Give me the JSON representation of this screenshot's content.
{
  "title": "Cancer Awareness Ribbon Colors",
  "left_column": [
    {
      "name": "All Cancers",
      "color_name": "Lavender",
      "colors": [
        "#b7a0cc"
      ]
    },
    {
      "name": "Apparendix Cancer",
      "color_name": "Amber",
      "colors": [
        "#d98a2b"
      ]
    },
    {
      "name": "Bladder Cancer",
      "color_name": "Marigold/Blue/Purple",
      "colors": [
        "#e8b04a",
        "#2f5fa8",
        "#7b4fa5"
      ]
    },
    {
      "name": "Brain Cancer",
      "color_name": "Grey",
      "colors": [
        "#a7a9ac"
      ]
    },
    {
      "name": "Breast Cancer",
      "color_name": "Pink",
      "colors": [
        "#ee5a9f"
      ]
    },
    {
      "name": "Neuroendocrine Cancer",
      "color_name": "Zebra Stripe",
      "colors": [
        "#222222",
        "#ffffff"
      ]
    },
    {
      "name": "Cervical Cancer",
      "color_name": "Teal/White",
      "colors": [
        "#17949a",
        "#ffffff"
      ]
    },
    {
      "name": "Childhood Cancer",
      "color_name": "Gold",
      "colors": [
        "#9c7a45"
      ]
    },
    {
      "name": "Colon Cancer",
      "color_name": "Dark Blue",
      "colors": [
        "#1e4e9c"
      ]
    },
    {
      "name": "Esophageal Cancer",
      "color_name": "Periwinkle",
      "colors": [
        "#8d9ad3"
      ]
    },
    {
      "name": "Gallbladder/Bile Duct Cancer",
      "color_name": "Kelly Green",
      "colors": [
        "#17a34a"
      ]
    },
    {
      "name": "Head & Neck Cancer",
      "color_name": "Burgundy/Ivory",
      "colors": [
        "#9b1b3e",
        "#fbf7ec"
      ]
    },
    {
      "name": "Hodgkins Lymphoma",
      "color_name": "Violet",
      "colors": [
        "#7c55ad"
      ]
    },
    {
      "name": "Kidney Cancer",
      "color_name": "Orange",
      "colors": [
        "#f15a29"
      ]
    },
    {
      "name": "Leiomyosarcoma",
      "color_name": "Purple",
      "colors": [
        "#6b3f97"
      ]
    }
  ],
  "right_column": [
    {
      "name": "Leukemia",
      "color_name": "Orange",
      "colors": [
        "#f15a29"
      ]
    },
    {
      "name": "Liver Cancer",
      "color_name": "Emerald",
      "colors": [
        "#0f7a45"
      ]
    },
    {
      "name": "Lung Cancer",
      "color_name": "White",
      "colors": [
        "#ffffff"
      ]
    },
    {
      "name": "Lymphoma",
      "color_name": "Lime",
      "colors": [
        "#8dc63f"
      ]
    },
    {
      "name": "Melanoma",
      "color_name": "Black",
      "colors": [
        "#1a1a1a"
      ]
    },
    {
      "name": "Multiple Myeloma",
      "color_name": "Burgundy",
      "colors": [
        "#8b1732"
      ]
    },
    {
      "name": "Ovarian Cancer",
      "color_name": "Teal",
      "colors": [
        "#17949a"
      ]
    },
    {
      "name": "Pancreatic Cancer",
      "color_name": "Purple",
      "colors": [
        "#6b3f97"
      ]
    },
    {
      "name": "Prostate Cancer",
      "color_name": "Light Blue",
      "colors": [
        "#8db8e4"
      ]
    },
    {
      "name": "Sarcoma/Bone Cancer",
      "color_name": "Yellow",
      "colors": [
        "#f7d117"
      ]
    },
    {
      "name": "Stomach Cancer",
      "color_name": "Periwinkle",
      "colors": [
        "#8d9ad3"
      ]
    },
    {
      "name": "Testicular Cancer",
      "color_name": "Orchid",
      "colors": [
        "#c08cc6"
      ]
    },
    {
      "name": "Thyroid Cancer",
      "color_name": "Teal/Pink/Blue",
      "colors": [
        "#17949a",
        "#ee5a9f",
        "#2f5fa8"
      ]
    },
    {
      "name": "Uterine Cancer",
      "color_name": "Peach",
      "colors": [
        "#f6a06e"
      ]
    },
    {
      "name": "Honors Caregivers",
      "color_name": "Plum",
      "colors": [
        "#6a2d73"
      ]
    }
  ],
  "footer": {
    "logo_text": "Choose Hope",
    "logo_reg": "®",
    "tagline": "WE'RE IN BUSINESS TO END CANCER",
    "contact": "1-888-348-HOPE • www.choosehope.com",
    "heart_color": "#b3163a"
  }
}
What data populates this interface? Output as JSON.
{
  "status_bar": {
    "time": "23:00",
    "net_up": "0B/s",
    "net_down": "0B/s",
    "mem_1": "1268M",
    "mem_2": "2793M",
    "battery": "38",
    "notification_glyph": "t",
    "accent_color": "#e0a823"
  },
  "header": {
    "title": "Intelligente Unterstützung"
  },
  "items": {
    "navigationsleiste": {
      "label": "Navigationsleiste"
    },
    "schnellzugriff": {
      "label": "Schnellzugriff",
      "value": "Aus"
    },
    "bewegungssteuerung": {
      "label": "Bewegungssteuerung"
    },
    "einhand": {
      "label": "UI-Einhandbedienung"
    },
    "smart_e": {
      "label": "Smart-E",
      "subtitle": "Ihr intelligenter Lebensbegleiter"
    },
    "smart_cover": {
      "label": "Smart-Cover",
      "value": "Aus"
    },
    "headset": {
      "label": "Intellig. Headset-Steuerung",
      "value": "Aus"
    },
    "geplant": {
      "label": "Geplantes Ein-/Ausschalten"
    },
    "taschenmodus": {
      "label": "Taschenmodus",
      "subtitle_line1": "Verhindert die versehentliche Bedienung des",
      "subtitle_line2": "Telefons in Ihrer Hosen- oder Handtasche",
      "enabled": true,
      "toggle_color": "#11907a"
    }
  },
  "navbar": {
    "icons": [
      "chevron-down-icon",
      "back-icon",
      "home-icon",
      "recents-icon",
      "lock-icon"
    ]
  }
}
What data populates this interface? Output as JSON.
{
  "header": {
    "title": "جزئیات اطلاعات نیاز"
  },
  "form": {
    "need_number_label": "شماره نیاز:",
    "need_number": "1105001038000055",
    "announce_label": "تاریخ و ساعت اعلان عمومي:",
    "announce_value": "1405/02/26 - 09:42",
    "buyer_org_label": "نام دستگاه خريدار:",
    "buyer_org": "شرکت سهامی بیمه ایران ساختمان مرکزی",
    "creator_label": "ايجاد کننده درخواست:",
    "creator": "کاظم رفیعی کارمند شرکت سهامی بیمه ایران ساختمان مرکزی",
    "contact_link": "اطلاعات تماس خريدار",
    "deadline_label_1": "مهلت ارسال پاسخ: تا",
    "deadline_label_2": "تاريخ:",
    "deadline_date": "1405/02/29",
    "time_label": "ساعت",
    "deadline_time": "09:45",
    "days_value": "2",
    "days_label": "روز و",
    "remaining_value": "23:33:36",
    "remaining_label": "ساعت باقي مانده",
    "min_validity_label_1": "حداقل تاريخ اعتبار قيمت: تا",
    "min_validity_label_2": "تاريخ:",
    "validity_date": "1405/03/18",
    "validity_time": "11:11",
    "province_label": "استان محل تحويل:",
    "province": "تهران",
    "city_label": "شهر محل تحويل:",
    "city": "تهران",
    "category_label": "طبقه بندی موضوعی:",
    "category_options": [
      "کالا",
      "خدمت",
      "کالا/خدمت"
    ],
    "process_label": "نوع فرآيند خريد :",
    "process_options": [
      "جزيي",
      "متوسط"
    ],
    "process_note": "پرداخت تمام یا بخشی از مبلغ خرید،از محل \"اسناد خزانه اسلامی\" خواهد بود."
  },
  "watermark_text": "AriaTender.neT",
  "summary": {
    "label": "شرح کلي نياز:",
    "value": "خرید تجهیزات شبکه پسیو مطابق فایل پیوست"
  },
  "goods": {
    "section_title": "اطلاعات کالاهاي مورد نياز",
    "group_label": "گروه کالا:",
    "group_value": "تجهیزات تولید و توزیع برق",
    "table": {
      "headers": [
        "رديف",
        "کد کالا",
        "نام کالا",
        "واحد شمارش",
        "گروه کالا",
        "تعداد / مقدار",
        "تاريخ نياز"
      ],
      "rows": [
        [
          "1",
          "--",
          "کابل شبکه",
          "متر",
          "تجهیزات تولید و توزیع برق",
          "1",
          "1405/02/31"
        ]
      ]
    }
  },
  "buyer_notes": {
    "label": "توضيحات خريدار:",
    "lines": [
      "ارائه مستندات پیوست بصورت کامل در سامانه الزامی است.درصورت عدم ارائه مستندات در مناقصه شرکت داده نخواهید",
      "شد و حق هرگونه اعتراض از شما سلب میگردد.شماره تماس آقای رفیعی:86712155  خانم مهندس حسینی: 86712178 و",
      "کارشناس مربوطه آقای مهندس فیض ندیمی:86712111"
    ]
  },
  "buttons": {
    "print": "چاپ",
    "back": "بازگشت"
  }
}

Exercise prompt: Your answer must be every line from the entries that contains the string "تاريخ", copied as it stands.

Output for this task:
    "deadline_label_2": "تاريخ:",
    "min_validity_label_1": "حداقل تاريخ اعتبار قيمت: تا",
    "min_validity_label_2": "تاريخ:",
        "تاريخ نياز"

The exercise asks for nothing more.